With redundantly complex biological systems in place, a perfectly natural explanation of irreducibly complex biological structures becomes possible. They are simply the result of the stripping-away of unnecessary parts – a process that is analogous to the erection and then removal of the scaffolding necessary for the production of an arched stone bridge.

You cannot, of course, gradually build a self-supporting, free-standing arch by using only the component stones, piling them up, one at a time. But if you have scaffolding – and a pile of rocks will suffice to support the growing structure – you can build the arch one stone at a time until the keystone is in place, and the structure becomes self-supporting. When this occurs, the (now redundant) scaffolding can be removed to leave the irreducibly complex, free-standing structure. In this way, the redundant complexity of biochemical systems, whose existence Behe concedes, can be employed to explain the origins of irreducibly complex systems. (pp. 184-5)

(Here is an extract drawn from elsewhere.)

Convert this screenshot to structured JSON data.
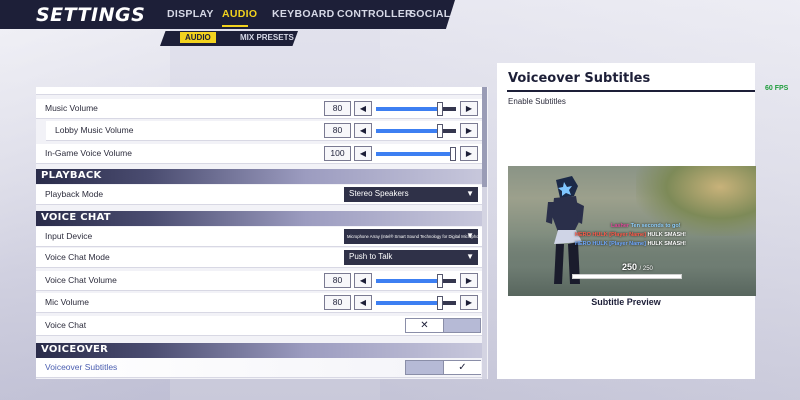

This observation, I think, demolishes the claim that the existence of an irreducibly complex biological structure cannot be accounted for by Darwinian evolutionary theory. With that, the key scientific prop is kicked out from under the IDT proponent.

This book needs to be on the shelves of philosophers specifically interested in IDT. As for those who focus their attention on non-IDT versions of the design argument – the versions that are not proposed for inclusion in high school curricula, do not become the subject of court cases, and are not presented to members of Congress – reading God, the Devil, and Darwin will at least give a sense of the huge fuss IDT provokes.

References

Anti-Defamation League (2004) “ADL Law Enforcement Agency Research Network Report on Extremism in America: The Creativity Movement,” www.adl.org/learn/ext_us/WCOTC.asp

Barrow, John D. and Tipler, Frank J. (1986) The Anthropic Cosmological Principle (New York: Oxford University Press)

Behe, Michael (2003) “The Modern Intelligent Design Hypothesis: Breaking Rules,” in Neil A. Manson (ed.), God and Design: The Teleological Argument and Modern Science (New York: Routledge), pp. 277-291

Collins, Robin (2003) “Evidence of Fine-tuning,” in Neil A. Manson (ed.), God and Design: The Teleological Argument and Modern Science (New York: Routledge), pp. 178-199

Davies, Paul (1992) The Mind of God: The Scientific Basis for a Rational World (New York: Simon & Schuster)

Dembski, William (1998) The Design Inference: Eliminating Chance Through Small Probabilities (New York: Cambridge University Press)

Leslie, John (1989) Universes (New York: Routledge)

Parfit, Derek (1998) “Why anything? Why this?” London Review of Books 22 January, pp. 24-27

Southern Poverty Law Center (2003) “Southern Poverty Law Center Intelligence Report: Creator Crack-Up,” www.splcenter.org/intel/intelreport/article.jsp?aid=23

Swinburne, Richard (2003) “The Argument to God from Fine-tuning Reassessed,” in Neil A. Manson (ed.), God and Design: The Teleological Argument and Modern Science (New York: Routledge), pp. 105-23

van Inwagen, Peter (1993) Metaphysics (Boulder, CO: Westview Press)